It appears that rogue planets – free floating worlds that aren’t gravitationally bound to a parent star – might be more common than we thought. New data from the James Webb Space Telescope have revealed 540 (yes, that’s right) planetary-mass objects in the Orion Nebula and Trapezium Cluster.
If confirmed, this would be by far the largest sample of rogue planets ever discovered.
The Orion Nebula is one of the most observed and photographed objects in the night sky. At a distance of 1350 light years away, it’s the closest active star-forming region to Earth.

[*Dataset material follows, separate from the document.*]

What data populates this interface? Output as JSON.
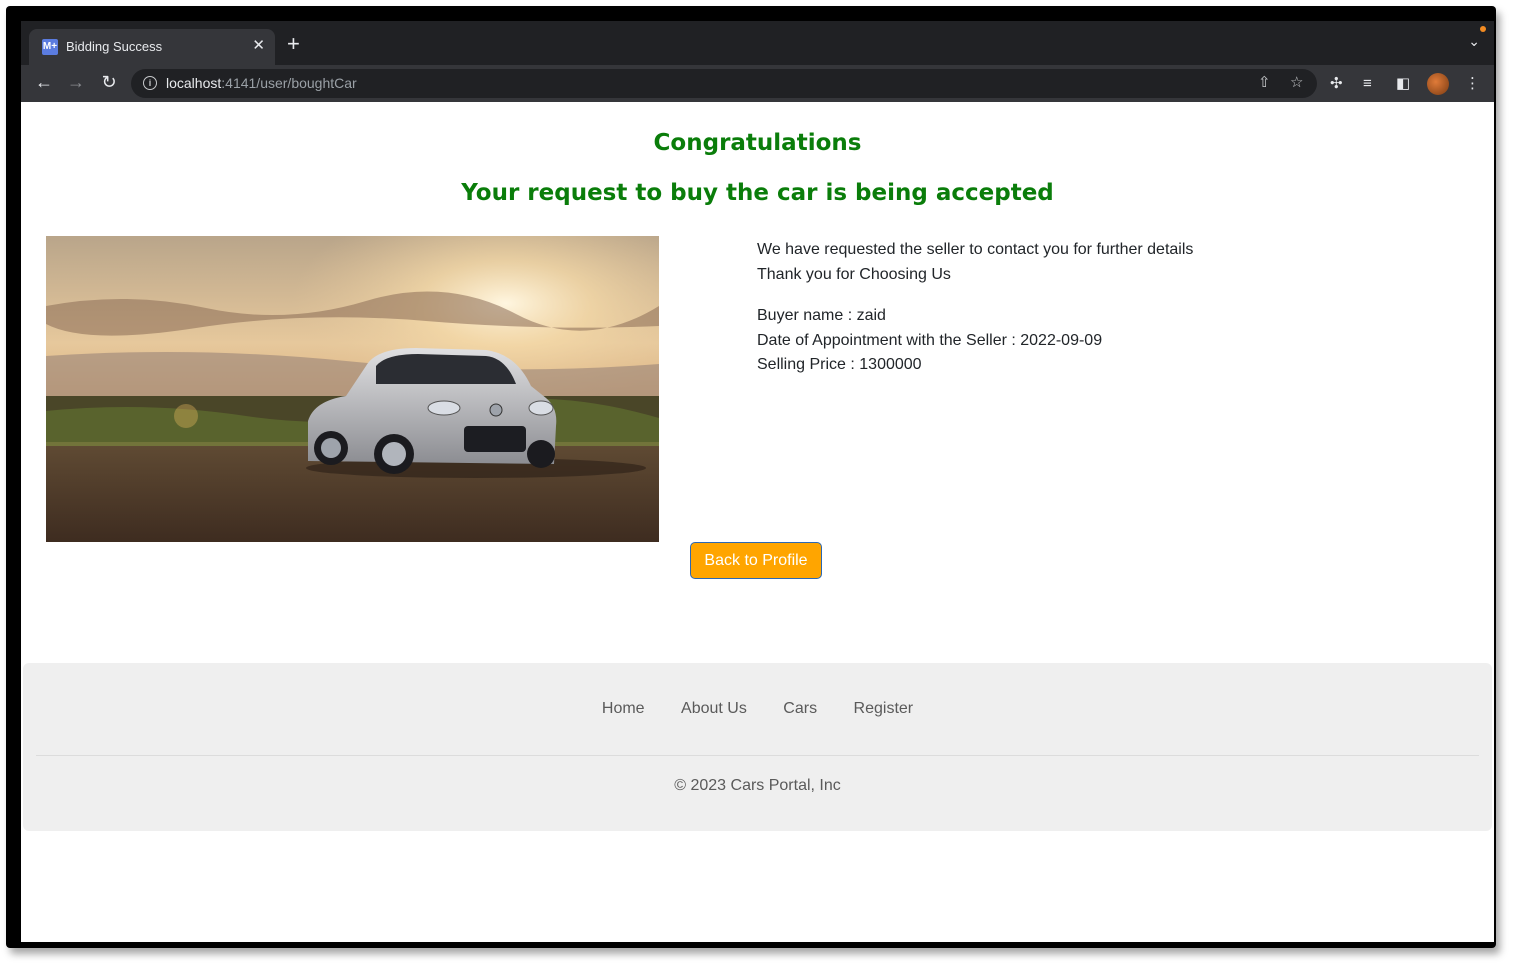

This diffuse nebula is also known as M42, and has been studied intensely by astronomers for many years. From it, astronomers have learned a lot about star formation, planetary system formation, and other bedrock topics in astronomy and astrophysics. Now a new discovery has been made which goes against the grain of established theory: stellar winds from newly-formed massive stars may prevent other stars from forming in their vicinity. They also play a much larger role in star formation, and in galaxy evolution, than previously thought.